- EXERCISE OBJECTIVE -
Filter by the string "velocity": return the lines of the material that contain it.

------

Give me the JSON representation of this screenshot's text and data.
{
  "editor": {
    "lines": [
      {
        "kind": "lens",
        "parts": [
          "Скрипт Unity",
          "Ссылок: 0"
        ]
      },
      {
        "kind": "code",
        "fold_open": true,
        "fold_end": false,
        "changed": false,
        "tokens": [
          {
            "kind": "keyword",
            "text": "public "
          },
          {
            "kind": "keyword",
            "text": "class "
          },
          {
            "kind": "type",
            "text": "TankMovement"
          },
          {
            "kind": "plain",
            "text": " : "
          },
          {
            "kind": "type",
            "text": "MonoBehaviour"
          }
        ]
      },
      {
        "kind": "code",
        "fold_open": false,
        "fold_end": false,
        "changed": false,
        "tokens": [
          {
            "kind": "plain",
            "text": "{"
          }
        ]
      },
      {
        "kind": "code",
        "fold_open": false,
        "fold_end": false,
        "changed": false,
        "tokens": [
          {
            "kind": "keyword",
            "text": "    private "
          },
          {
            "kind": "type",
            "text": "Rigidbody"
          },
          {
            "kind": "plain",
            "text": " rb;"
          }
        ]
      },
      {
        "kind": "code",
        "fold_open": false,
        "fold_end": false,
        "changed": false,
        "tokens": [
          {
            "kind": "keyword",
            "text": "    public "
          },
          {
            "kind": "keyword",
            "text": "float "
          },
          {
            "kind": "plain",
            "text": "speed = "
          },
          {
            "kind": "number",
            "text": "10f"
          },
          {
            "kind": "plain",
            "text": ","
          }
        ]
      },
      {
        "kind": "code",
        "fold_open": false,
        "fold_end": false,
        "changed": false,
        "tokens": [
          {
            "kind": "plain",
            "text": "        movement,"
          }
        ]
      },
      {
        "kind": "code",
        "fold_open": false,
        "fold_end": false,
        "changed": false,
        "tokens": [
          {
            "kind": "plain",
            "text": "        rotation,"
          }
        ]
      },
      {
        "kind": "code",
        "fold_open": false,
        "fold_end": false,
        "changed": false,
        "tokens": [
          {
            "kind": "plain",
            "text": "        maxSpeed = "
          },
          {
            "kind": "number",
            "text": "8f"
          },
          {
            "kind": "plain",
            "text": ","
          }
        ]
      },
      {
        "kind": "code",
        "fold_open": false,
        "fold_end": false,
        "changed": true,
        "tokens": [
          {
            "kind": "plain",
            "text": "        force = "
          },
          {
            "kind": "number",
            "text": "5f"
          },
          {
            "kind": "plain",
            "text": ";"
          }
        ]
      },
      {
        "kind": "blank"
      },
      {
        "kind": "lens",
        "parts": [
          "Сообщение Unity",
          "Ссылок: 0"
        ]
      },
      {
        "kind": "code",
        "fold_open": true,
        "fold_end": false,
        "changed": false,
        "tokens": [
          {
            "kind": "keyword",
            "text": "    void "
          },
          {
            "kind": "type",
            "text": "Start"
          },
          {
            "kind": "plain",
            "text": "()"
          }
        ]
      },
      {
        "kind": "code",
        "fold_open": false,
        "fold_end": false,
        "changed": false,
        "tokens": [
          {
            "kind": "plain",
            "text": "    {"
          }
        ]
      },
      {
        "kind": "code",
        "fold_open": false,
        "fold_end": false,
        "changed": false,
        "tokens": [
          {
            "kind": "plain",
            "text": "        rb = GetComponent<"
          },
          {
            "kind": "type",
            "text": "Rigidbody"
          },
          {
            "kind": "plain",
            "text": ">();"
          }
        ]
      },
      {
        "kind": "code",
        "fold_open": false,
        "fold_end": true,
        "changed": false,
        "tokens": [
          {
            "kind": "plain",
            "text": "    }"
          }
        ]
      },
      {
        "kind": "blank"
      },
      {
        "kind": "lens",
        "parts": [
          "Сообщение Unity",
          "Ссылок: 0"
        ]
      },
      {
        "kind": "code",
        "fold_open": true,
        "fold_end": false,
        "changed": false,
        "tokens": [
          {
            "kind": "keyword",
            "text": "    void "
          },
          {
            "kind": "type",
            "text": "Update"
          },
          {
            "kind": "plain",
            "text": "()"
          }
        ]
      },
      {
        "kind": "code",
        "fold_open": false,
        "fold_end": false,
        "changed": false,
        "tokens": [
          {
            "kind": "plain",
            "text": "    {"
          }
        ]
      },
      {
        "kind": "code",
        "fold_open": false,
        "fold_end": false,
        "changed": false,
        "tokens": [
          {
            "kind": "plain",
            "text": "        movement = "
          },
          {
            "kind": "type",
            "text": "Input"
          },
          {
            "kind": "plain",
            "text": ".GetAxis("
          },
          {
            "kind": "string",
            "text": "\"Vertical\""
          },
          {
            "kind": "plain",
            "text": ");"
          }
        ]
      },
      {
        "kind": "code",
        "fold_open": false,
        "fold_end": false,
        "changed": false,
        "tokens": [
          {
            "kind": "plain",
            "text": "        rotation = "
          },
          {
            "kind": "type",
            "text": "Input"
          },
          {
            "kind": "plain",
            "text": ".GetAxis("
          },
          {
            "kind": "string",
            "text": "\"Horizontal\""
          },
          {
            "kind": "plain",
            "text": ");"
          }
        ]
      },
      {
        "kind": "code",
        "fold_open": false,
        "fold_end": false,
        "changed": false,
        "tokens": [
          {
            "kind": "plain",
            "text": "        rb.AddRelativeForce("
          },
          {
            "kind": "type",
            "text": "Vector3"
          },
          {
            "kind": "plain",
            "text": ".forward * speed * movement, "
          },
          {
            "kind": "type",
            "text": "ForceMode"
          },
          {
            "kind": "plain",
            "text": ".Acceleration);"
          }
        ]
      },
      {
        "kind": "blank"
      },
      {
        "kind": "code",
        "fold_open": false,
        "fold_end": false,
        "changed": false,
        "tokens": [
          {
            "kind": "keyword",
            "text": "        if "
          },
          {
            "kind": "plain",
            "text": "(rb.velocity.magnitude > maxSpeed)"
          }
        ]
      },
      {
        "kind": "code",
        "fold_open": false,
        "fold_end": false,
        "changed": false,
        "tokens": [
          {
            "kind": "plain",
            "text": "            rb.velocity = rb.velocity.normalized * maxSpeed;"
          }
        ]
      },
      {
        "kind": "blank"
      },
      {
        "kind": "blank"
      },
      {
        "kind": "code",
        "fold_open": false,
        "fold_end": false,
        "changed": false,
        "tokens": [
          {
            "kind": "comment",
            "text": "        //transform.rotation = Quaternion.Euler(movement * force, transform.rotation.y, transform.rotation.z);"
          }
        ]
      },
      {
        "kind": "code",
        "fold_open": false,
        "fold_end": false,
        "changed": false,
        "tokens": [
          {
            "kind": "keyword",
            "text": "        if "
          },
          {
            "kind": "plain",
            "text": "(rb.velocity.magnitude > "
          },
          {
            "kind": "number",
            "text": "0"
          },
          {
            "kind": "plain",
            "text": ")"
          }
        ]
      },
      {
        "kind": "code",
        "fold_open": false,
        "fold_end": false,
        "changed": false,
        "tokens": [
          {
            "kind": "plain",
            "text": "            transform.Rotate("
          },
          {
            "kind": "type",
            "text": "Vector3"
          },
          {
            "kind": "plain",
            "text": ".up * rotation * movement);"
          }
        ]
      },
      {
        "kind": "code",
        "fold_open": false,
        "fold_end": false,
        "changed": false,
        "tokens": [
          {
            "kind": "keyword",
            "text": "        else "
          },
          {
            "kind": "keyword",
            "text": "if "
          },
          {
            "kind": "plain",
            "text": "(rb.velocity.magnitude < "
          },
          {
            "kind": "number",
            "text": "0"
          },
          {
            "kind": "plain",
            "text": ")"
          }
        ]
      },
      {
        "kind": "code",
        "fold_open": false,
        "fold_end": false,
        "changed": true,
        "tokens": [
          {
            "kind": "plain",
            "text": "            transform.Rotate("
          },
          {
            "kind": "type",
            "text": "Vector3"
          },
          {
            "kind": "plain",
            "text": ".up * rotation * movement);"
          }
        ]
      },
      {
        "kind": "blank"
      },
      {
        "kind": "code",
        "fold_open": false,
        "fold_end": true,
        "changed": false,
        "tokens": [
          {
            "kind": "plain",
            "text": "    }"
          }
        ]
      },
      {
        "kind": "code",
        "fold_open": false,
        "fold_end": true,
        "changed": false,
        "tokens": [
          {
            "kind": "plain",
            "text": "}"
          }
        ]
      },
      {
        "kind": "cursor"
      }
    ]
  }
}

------

- EXPECTED OUTPUT -
            "text": "(rb.velocity.magnitude > maxSpeed)"
            "text": "            rb.velocity = rb.velocity.normalized * maxSpeed;"
            "text": "(rb.velocity.magnitude > "
            "text": "(rb.velocity.magnitude < "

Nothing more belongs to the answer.